Design a site like this with
Get started

Reading in your data using the TM library

Associated code file for this section: 01_HB_PreparingYourData.R

In this section, you will learn how to ingest a folder of text files using the TM library. To prepare, create a “Data” folder where you store the sample data we will be using called “txtlab_Novel150_English.” As with all sections, all of the code that is presented here is also located in an associated code file on GitHub named above.

First, you need to install the library of functions we’ll be using. 

> install.packages(“tm”)

> install.packages(“textstem”)

> install.packages (“slam”)

You only need to do this once in R (not every time you work with this code). Once your libraries are installed, you then load the libraries. You will need to do this everytime you open R.

> library(“tm”)

> library(“textstem”)

> library(“slam”)

Next, set your working directory to where you data is stored. Don’t point at the folder with the data but the folder just “above” that one where the data is located. As mentioned above, the folder with my data is called “txtlab_Novel150_English” and it is located in the folder “Data” on my computer. Thus to set my working directory I type:

> setwd(“~/Data”)

You can also do this using the drop down menu in RStudio under “Session.” This allows you to navigate to the folder where your data is stored.

Locate your working directory in R Studio

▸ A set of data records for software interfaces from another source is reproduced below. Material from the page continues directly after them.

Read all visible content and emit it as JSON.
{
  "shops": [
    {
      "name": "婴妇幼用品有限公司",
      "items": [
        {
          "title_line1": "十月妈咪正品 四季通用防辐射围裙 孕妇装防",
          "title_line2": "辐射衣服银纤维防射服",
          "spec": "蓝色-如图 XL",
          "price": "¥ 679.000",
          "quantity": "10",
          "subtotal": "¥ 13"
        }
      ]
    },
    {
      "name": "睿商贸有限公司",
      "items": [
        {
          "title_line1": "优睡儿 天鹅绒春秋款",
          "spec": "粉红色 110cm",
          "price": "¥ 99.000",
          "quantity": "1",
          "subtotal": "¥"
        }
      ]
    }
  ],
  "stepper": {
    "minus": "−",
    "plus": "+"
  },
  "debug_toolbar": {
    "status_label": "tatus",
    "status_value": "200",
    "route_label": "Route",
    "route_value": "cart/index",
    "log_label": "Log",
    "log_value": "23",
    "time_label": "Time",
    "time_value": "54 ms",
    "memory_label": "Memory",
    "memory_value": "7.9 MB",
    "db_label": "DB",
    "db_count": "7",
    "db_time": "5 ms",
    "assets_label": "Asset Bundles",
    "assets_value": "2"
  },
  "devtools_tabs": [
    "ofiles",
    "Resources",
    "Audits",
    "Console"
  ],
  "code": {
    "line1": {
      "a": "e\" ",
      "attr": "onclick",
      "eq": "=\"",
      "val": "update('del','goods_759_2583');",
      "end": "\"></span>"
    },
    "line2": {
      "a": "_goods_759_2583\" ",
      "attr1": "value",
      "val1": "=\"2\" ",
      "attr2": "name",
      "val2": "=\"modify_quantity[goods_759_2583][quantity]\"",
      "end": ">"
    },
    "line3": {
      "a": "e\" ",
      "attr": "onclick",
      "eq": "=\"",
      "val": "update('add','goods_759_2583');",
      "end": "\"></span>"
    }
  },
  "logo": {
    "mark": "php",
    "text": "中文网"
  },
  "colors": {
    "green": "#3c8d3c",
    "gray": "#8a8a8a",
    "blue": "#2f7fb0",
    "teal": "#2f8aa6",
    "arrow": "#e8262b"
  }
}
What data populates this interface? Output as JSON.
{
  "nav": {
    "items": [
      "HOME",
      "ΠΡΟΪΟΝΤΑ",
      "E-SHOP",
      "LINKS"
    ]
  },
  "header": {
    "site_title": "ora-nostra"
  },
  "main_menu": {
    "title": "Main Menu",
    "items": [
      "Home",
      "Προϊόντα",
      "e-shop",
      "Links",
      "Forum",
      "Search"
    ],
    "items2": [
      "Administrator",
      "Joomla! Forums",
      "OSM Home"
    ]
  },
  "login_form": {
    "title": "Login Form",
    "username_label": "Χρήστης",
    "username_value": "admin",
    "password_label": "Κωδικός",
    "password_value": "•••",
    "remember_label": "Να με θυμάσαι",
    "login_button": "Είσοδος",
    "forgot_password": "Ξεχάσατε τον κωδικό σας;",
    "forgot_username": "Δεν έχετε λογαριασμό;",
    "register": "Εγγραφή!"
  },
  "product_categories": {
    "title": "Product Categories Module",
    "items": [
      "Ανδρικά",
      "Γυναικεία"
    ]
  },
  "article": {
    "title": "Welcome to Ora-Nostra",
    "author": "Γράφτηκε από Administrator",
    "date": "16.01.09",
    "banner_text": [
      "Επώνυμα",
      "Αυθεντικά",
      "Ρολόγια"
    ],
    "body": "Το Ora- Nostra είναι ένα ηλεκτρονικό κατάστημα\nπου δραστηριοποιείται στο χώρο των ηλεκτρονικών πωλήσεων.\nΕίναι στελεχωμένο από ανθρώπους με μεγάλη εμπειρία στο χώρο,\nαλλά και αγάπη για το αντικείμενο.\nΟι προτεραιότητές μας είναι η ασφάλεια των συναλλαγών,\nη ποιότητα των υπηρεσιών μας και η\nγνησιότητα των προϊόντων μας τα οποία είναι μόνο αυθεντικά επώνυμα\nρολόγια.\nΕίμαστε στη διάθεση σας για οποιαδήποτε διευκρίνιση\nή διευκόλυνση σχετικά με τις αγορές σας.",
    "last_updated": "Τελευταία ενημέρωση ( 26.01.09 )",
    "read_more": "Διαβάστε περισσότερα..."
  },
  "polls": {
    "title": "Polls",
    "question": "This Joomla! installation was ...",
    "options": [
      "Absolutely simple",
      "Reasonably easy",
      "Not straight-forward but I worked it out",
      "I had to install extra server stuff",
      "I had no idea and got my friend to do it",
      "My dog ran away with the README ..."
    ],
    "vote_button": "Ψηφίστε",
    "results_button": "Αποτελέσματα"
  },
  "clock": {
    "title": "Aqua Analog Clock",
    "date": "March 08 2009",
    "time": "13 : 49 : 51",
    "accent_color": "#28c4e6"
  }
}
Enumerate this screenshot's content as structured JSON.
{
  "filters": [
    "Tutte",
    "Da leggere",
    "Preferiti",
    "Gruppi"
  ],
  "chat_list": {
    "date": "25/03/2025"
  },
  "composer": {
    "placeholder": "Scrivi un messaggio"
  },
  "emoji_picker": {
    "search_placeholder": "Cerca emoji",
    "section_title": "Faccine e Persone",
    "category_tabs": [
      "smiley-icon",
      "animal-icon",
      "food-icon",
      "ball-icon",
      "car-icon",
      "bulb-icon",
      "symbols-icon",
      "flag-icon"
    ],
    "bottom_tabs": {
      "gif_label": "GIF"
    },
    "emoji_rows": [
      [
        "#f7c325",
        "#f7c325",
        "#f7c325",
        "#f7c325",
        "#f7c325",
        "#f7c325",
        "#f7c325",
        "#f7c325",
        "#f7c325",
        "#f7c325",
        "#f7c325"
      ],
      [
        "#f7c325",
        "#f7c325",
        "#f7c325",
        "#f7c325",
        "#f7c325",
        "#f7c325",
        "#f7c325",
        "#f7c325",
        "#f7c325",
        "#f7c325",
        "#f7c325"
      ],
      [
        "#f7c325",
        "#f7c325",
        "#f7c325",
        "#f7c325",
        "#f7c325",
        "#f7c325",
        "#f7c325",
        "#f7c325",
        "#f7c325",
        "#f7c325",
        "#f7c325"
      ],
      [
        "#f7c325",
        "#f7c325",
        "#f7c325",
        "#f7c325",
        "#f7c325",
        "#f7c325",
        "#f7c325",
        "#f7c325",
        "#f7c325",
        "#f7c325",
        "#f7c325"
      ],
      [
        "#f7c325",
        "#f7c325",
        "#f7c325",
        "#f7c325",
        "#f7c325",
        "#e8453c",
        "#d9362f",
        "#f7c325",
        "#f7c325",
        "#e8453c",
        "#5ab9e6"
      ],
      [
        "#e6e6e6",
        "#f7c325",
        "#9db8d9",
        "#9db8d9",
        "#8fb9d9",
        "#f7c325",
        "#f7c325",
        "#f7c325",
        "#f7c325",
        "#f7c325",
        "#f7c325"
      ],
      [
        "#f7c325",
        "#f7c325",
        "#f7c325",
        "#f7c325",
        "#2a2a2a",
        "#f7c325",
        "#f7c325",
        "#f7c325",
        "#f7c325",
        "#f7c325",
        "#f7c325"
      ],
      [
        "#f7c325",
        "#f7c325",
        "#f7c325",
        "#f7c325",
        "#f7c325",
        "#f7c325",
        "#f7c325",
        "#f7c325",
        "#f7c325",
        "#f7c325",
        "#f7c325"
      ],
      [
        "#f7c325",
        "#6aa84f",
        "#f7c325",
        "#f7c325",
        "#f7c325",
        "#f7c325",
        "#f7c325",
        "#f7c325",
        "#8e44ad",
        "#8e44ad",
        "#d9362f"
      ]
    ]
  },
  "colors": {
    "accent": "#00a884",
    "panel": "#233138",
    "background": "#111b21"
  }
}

We’re now going to read in your corpus. We will create a variable called “corpus1” and load your collection of text data into that variable.

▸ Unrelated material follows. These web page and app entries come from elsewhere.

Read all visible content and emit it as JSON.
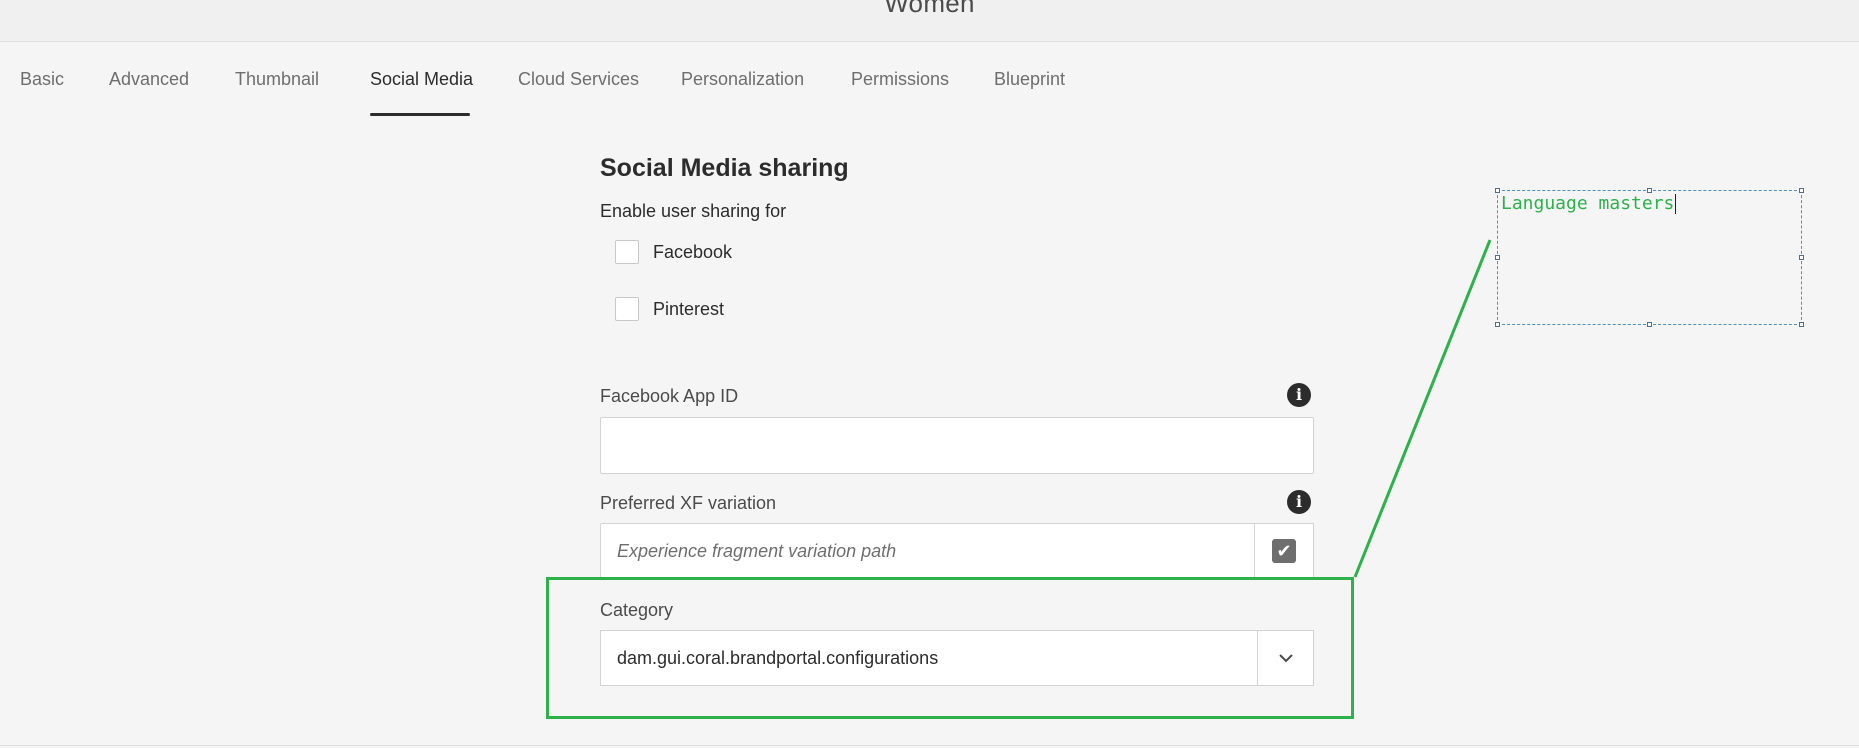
{
  "header": {
    "title": "Women"
  },
  "tabs": [
    {
      "label": "Basic",
      "active": false
    },
    {
      "label": "Advanced",
      "active": false
    },
    {
      "label": "Thumbnail",
      "active": false
    },
    {
      "label": "Social Media",
      "active": true
    },
    {
      "label": "Cloud Services",
      "active": false
    },
    {
      "label": "Personalization",
      "active": false
    },
    {
      "label": "Permissions",
      "active": false
    },
    {
      "label": "Blueprint",
      "active": false
    }
  ],
  "social": {
    "title": "Social Media sharing",
    "subtitle": "Enable user sharing for",
    "checkboxes": [
      {
        "label": "Facebook",
        "checked": false
      },
      {
        "label": "Pinterest",
        "checked": false
      }
    ]
  },
  "facebook_app_id": {
    "label": "Facebook App ID",
    "value": ""
  },
  "xf_variation": {
    "label": "Preferred XF variation",
    "placeholder": "Experience fragment variation path"
  },
  "category": {
    "label": "Category",
    "value": "dam.gui.coral.brandportal.configurations"
  },
  "annotation": {
    "text": "Language masters"
  },
  "colors": {
    "highlight": "#2cb14b",
    "annotation_border": "#4e8fbf"
  }
}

> corpus1 <- VCorpus(DirSource(“txtlab_Novel150_English”, encoding = “UTF-8″), readerControl=list(language=”English”))

To see what is inside your variable called “corpus1,” you can “inspect” it. To see information about the 26th document in your corpus type:

> inspect(corpus1[26])

Notice how we use brackets in R to find certain indexed values, in this case the 26th document. Parentheses are used for telling a function what variable to work on (in this case the variable “corpus1”). Typing the above will show the following information about your third document:


Metadata:  corpus specific: 0, document level (indexed): 0

Content:  documents: 1



Metadata:  7

Content:  chars: 680732

That’s a lot of junk but the key piece of information is that this document has 680732 characters. You can also look at the text itself to see how well it was ingested.

> strwrap(corpus1[[26]])[1:5]

Here I’m printing out the first five lines [1:5] of my 26th document [[26]], which turns out to be a novel you’ve probably heard of:

[1] “”                                                           

[2] “CHAPTER I.”                                                 

[3] “”                                                           

[4] “It is a truth universally acknowledged, that a single man in”

[5] “possession of a good fortune, must be in want of a wife.”

Ok, you did it!

Leave a Reply

Please log in using one of these methods to post your comment: Logo

You are commenting using your account. Log Out /  Change )

Facebook photo

You are commenting using your Facebook account. Log Out /  Change )

Connecting to %s

%d bloggers like this: